Description: Correspondence and other materials regarding Pennsylvania Indian affairs. Topics include Pennsylvania's relations with Native peoples; hostilities between Native groups and colonists in the backcountry; diplomatic overtures and councils between Native and colonial leaders; the fur trade; land claims and disputes; legal and illegal surveying of Indian lands; the Lancaster Treaty of 1744; copper mine opened by Governor Keith; anxieties about French influence over Indians and conflict with French over fur trade; role of gifts and payments for Indians; Indian roads; Virginians' desires to expand west; Native religious beliefs and morality; Count Zinzendorf's mission; the imprisonment and escape of Thomas McKee. Other individuals mentioned include Peter Bizaillon, Letitia Penn. Caxagan, Edward Shippen.
Collection: Selections from the correspondence of the Honourable James Logan, 1699-1750 (Mss.B.L82)

Powhatan
Language(s): Powhatan | English
Date: 1978
Type:Text
Extent: 1 folder
Description: Correspondence with Dale Kinkade in 1978 concerns the classification of the Pamunkey dialect of Powhatan (Series 1).
Collection: Daythal L. Kendall Papers (Mss.Ms.Coll.148)

Powhatan
Language(s): English
Date: 1991-1992
Contributor: Gleach, Frederic W.
Type:Text
Extent: 335 pages
Description: The Powhatan materials in the Phillips Fund collection consist of 1 item, listed under "Gleach, Frederick": "English And Powhatan Approaches To Civilizing Each Other: A History Of Indian-White Relations In Early Colonial Virginia," a PhD thesis submitted to the University of Chicago (229 p.); report (2 p.); xeroxes of notes on archival materials from various libraries including the Newberry Library, the American Philosophical Society, and the National Anthropological Archives (104 p., xeroxed two to a page). Archival materials were gathered for the dissertation.

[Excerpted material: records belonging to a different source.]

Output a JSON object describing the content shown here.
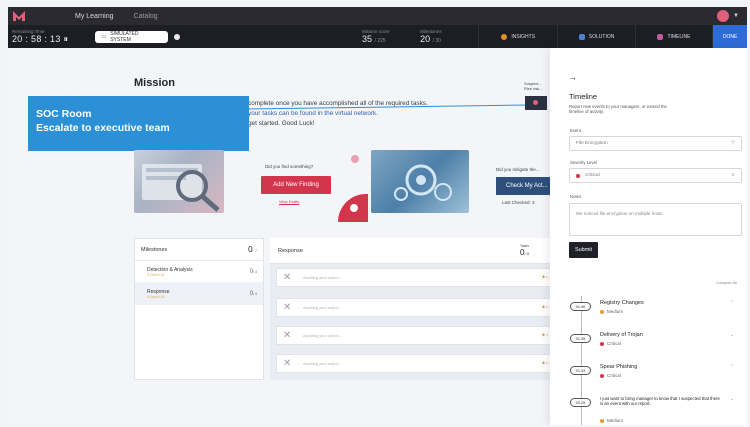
{
  "nav": {
    "items": [
      "My Learning",
      "Catalog"
    ]
  },
  "status": {
    "timer_label": "Remaining Time",
    "timer_value": "20 : 58 : 13",
    "sim_label": "SIMULATED SYSTEM",
    "stat1_label": "Mission score",
    "stat1_value": "35",
    "stat1_total": "/ 225",
    "stat2_label": "Milestones",
    "stat2_value": "20",
    "stat2_total": "/ 30",
    "btn_insight": "INSIGHTS",
    "btn_solution": "SOLUTION",
    "btn_timeline": "TIMELINE",
    "btn_end": "DONE"
  },
  "colors": {
    "brand": "#e0607a",
    "accent_blue": "#2c90d6",
    "finding_red": "#d3354d",
    "navy_button": "#2e4f7c"
  },
  "mission": {
    "title": "Mission",
    "line1": "complete once you have accomplished all of the required tasks.",
    "line2": "your tasks can be found in the virtual network.",
    "line3": "get started. Good Luck!"
  },
  "banner": {
    "line1": "SOC Room",
    "line2": "Escalate to executive team"
  },
  "suspect": {
    "line1": "Suspect...",
    "line2": "Rise risk..."
  },
  "findings": {
    "question": "Did you find something?",
    "button": "Add New Finding",
    "link": "View Drafts"
  },
  "mitigate": {
    "question": "Did you mitigate the...",
    "button": "Check My Act...",
    "last_checked": "Last Checked: 3"
  },
  "milestones": {
    "heading": "Milestones",
    "count": "0",
    "count_total": "/ 7",
    "items": [
      {
        "name": "Detection & Analysis",
        "sub": "0 Out of 10",
        "count": "0",
        "total": "/ 3"
      },
      {
        "name": "Response",
        "sub": "0 Out of 10",
        "count": "0",
        "total": "/ 4"
      }
    ]
  },
  "response": {
    "heading": "Response",
    "tasks_label": "Tasks",
    "tasks_count": "0",
    "tasks_total": "/ 4",
    "placeholder": "Awaiting your action...",
    "rows": 4
  },
  "timeline": {
    "title": "Timeline",
    "description": "Report new events to your managers, or extend the timeline of activity.",
    "event_label": "Event",
    "event_value": "File Encryption",
    "severity_label": "Severity Level",
    "severity_value": "Critical",
    "notes_label": "Notes",
    "notes_value": "We noticed file encryption on multiple hosts.",
    "submit": "Submit",
    "collapse_all": "Collapse All",
    "entries": [
      {
        "time": "01:46",
        "name": "Registry Changes",
        "severity": "Medium",
        "sev_color": "#e0a030"
      },
      {
        "time": "01:35",
        "name": "Delivery of Trojan",
        "severity": "Critical",
        "sev_color": "#d3354d"
      },
      {
        "time": "01:33",
        "name": "Spear Phishing",
        "severity": "Critical",
        "sev_color": "#d3354d"
      },
      {
        "time": "00:25",
        "name": "I just want to bring manager to know that I suspected that there is an event with our report.",
        "severity": "Medium",
        "sev_color": "#e0a030"
      }
    ]
  }
}
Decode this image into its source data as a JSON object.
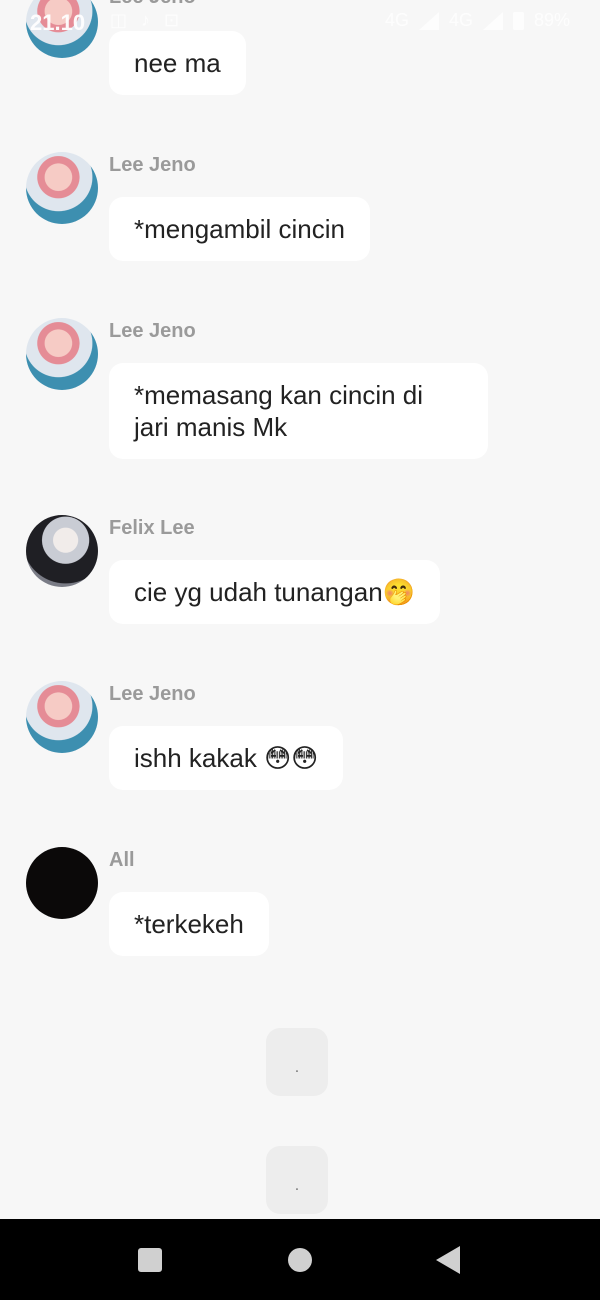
{
  "status_bar": {
    "time": "21.10",
    "left_icons": [
      "notification-icon",
      "tiktok-icon",
      "lock-icon"
    ],
    "network_1": "4G",
    "network_2": "4G",
    "battery": "89%"
  },
  "messages": [
    {
      "sender": "Lee Jeno",
      "text": "nee ma"
    },
    {
      "sender": "Lee Jeno",
      "text": "*mengambil cincin"
    },
    {
      "sender": "Lee Jeno",
      "text": "*memasang kan cincin di jari manis Mk"
    },
    {
      "sender": "Felix Lee",
      "text": "cie yg udah tunangan🤭"
    },
    {
      "sender": "Lee Jeno",
      "text": "ishh kakak 😳😳"
    },
    {
      "sender": "All",
      "text": "*terkekeh"
    }
  ],
  "placeholders": [
    {
      "text": "."
    },
    {
      "text": "."
    }
  ],
  "nav": {
    "icons": [
      "recent-apps-icon",
      "home-icon",
      "back-icon"
    ]
  }
}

The dissertation concerns various aspects of colonial relations between English colonizers and Powhatans (including war and trade), as well as Powhatan and Algonquian politics, cosmologies, and missionaries.
Collection: Phillips Fund for Native American Research Collection (Mss.497.3.Am4)

Powhatan
Language(s): English
Date: February 27, 1750
Type:Text
Extent: 1 page
Description: Tells of Ohio Company, its charter from the King; Lee's desire to treat with the Indians at Fredericksburg, and the falls of the Rappahannock.
Collection: Selections from the correspondence of the Honourable James Logan, 1699-1750 (Mss.B.L82)